Software provided by the participants was available during the entire workshop and was discussed in a number of talks. One evening was devoted to informal software presentations using various systems, including numerous demonstrations by participants using GAP or Magma. In addition, there was a panel discussion whose theme was "Problems whose current algorithmic solutions are, in practice either too time- or space-consuming". The panelists (G. Cooperman, G. Havas, J. Leon, J. Neubuser, M. Schonert and L. Soicher) were selected for their broad experience in building software for group computation.
What was most striking throughout the Workshop was the convergence of theory and practice begun at the first Workshop. Almost every talk concerning practical algorithms mentioned complexity issues; almost every talk focused on complexity mentioned practical considerations. This was particulary evident when it came to research on algorithms for computing with matrix goups. In contrast with the situation for permutation groups, finite matrix groups are too "large", from both a practical and a theoretical standpoint. As a result, very few computational problems for matrix groups have polynomial-time solutions (this is true even for simple-sounding problems such as finding the order of a matrix group). Particularly fascinating are the mathematical issues that have emerged as part of the search for reasonably efficient matrix goup algorithms. The Proceedings contains several papers along these lines. The remarkable progress that has been achieved so far makes extenxive use of the classification of finite simple groups, of randomized methods, and of polynomial computation using classical Symbolic Algebra methods. This progress could not have been predicted following the first DIMACS Workshop, which was dominated by permutation groups rather than matirx groups.

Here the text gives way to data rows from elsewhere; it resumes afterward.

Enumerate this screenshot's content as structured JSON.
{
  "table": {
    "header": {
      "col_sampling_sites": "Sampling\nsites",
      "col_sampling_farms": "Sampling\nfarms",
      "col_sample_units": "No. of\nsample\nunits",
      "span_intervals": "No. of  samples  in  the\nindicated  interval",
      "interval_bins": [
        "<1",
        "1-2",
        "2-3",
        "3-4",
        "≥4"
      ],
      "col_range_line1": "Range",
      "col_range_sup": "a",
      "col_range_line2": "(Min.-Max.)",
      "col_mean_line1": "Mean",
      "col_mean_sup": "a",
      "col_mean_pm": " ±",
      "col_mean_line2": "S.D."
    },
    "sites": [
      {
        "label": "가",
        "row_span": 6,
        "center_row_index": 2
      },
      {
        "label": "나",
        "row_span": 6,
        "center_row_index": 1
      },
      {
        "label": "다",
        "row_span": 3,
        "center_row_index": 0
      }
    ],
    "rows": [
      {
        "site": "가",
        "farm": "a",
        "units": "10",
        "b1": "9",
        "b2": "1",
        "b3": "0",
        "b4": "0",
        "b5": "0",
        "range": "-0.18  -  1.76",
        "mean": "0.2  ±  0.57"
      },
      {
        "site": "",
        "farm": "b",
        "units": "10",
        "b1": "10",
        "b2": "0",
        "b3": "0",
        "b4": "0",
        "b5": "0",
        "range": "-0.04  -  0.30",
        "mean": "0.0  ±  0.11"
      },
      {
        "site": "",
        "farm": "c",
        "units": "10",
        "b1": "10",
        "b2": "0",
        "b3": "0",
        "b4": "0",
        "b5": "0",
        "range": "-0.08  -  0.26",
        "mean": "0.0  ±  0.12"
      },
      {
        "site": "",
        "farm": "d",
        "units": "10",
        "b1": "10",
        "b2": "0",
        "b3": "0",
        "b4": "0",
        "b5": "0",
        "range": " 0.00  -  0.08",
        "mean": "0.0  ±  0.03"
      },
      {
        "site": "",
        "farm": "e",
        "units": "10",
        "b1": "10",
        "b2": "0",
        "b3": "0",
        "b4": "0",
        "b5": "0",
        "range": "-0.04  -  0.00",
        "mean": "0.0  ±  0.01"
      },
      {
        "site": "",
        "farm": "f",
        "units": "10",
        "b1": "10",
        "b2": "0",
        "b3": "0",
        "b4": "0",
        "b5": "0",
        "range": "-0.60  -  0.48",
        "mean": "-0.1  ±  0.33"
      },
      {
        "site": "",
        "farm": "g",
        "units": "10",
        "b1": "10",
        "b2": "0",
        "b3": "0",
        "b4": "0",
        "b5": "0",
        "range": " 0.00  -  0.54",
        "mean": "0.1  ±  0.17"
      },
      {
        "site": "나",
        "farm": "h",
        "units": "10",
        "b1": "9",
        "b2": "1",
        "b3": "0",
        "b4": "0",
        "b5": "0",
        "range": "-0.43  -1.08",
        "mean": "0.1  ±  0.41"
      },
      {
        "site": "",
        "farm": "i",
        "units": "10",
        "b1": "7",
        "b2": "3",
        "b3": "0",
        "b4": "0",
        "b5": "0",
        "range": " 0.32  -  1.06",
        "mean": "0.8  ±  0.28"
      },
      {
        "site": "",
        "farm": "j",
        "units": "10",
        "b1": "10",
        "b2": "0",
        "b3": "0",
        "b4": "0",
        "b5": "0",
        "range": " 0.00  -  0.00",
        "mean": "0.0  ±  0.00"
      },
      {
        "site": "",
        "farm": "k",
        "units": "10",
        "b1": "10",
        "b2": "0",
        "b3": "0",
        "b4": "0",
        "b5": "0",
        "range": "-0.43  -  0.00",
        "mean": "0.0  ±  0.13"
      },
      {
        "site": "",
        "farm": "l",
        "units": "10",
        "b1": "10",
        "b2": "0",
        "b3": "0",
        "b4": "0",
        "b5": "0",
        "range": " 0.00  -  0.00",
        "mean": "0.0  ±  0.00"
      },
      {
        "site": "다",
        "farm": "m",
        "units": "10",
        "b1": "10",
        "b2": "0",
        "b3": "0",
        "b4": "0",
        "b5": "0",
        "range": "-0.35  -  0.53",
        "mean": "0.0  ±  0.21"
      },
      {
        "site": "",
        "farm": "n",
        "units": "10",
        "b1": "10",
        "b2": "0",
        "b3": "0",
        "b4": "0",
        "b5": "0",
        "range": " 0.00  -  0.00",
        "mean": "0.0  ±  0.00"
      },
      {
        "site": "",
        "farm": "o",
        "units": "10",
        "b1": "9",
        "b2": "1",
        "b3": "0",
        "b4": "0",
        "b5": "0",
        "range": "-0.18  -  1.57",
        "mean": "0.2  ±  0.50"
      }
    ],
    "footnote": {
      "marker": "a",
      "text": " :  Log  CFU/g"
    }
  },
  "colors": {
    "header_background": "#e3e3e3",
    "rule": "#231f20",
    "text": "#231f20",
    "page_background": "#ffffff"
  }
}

The first DIMACS Workshop came into being due to the formidable efforts of Danny Gorenstein, and hence the second one also owes much to him. We are grateful for the assistance of our co-organizer Charles Sims, and to the DIMACS staff for helping the workshop to function smoothly. Christine Thierviege of the American Mathemtaical Society provided invaluable assisance in the production of this Proceedings. Finally, we would like to thank DIMACS, the National Science Foundation, the National Security Agency and Rutgers University for their financial support of the workshop.
Larry Finkelstein
Foreward | ix |
Preface | xi |
Workshop Program | xiii |
Participants | xv |
Randomization in group algorithms: Conceptual questions
Laszlo Babai |
1 |
Experimenting and computing with infinite groups
Gilbert Baumslag, Charles F. Miller III |
19 |
Towards polynomial time algorithms for matrix groups
Robert Beals |
31 |
Calculating the order of an invertible matrix
Frank Celler, C.R. Leedham-Green |
55 |
A non-constructive recognition algorithm for the special
linear and other classical groups
Frank Celler, C.R. Leedham-Green |
61 |
GAP/MPI: Facilitating parallelism
Gene Cooperman |
69 |
Constructive recognition of a black box group isomorphic to GL9n,2)
Gene Cooperman, Larry Finkelstein, Steve Linton |
85 |
Special presentations for the finite soluble groups and computing
(pre-) Frattini subgroups
Bettina Eick |
101 |
Algorithms for group actions applied to graph generation
Thomas Gruner, Reinhard Laue, Markus Meringer |
113 |
Partitions, refinements, and permutation group computation
Jeffrey S. Leon |
123 |
A polycyclic quotient algorithm
Eddie H. Lo |
159 |
Computing the Fitting subgoup and solvable radical for small-base
permutation groups in nearly linear time
Eugene M. Luks, Akos Seress |
169 |
Generalized FFT's- A survey of some recent results
David K. Maslen, Daniel M. Rockmore |
183 |
The complixity of McKay's canonical labeling algorithm
Takunari Miyazaki |
239 |
On nearly linear time algorithms for Sylow subgoups of small base
permutation groups
Prabhav Morje |
257 |
Implementing a recognition algorithm for classical groups
Alice C. Niemeyer, Cheryl E. Praeger |
273 |
Algorithms for polycyclic-by-finite matrix groups
Gretchen Ostheimer |
297 |
Asymptotic results for simple groups and some applications
Laszlo Pyber |
309 |
Some applications of generalized FFT's
Daniel N. Rockmore |
329 |
Computing permutation representations for matrix groups in parallel
environments
Michael Tselman |
371 |